• [EXERCISE GOAL]
The entries are to be printed again word for word, but no picture may appear.

• [DATA SECTION]

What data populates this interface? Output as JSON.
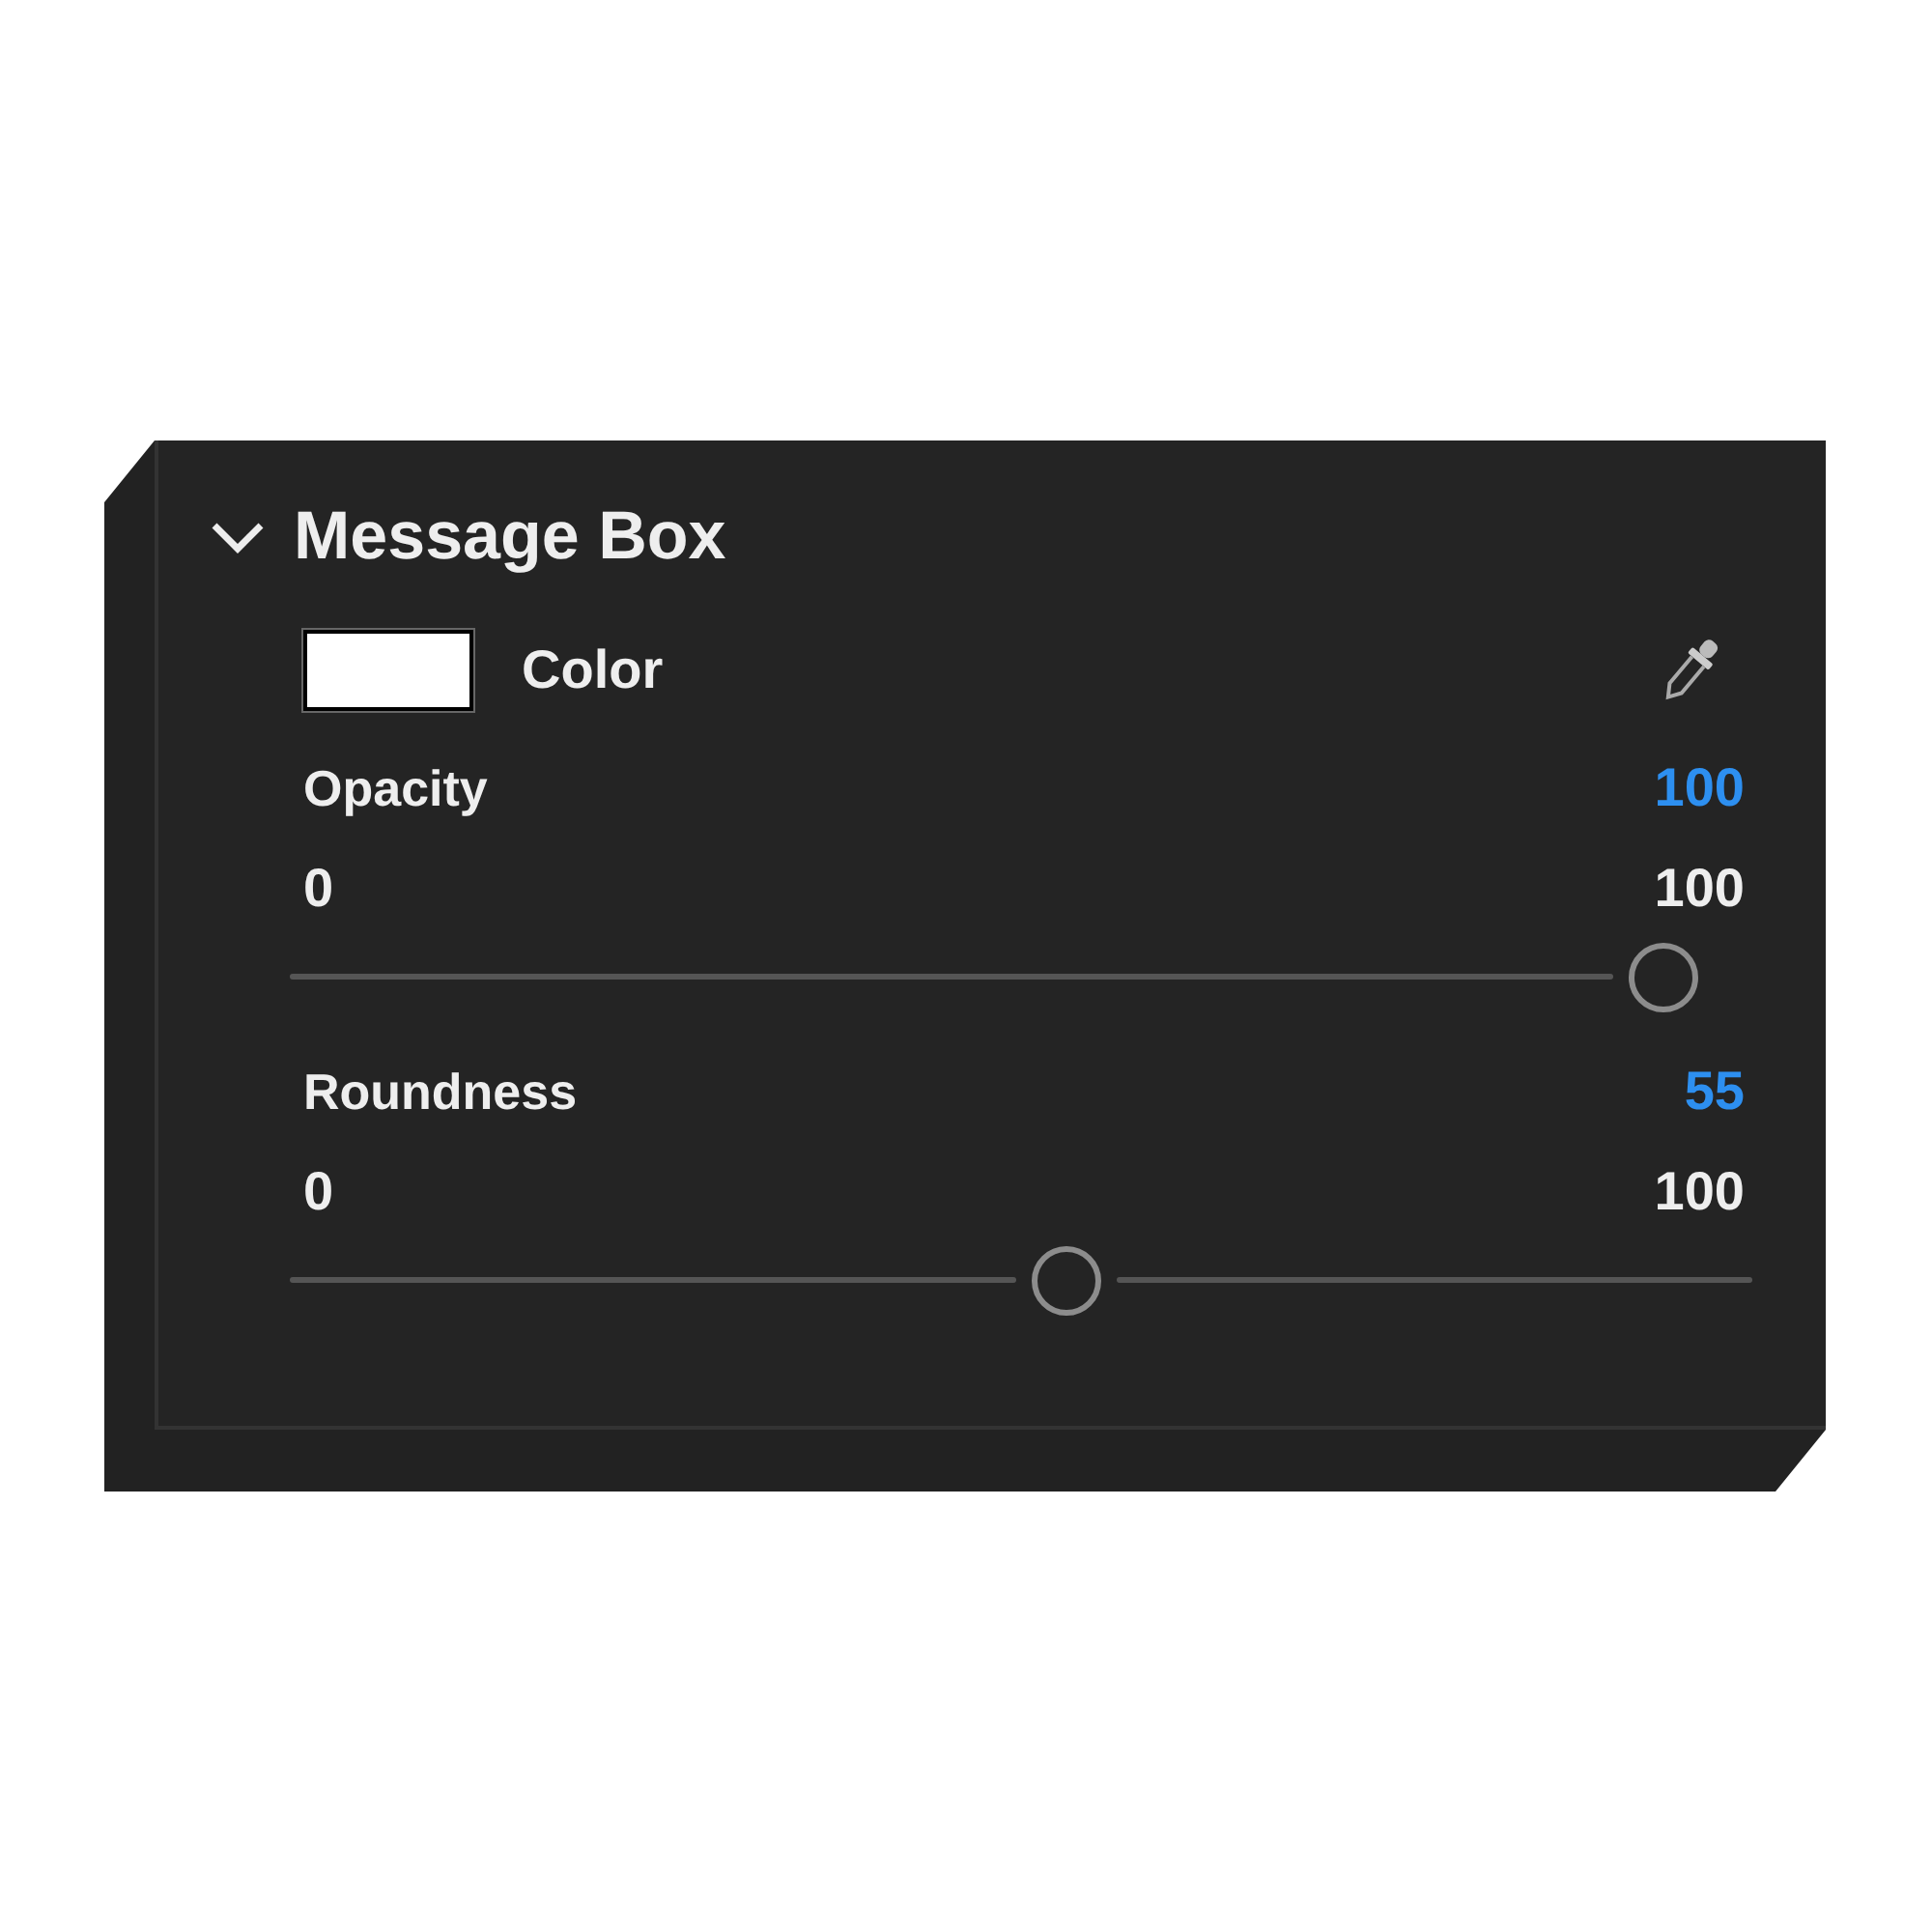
{
  "section": {
    "title": "Message Box",
    "expanded": true
  },
  "color_row": {
    "label": "Color",
    "color": "#ffffff"
  },
  "sliders": [
    {
      "label": "Opacity",
      "value": "100",
      "min": "0",
      "max": "100",
      "level": 1.0
    },
    {
      "label": "Roundness",
      "value": "55",
      "min": "0",
      "max": "100",
      "level": 0.55
    }
  ]
}
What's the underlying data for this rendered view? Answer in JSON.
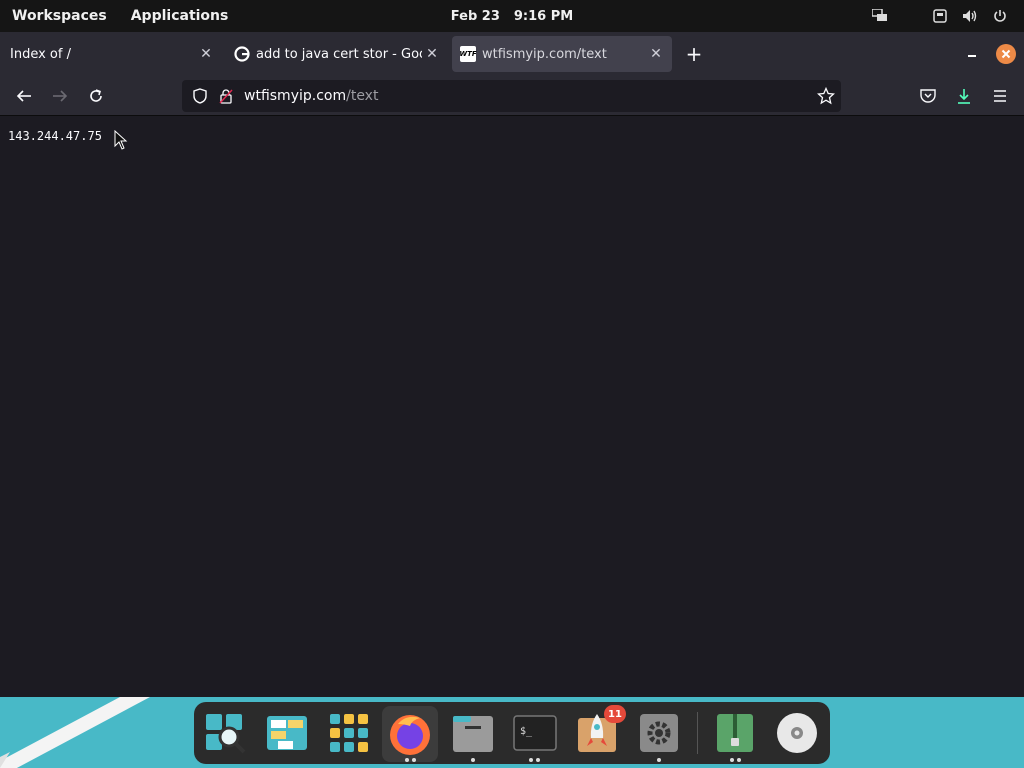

• [SOLUTION TO THIS PROBLEM]
What data populates this interface? Output as JSON.
{
  "section": {
    "title": "Message Box",
    "expanded": true
  },
  "color_row": {
    "label": "Color",
    "color": "#ffffff"
  },
  "sliders": [
    {
      "label": "Opacity",
      "value": "100",
      "min": "0",
      "max": "100",
      "level": 1.0
    },
    {
      "label": "Roundness",
      "value": "55",
      "min": "0",
      "max": "100",
      "level": 0.55
    }
  ]
}
What's the underlying data for this rendered view? Answer in JSON.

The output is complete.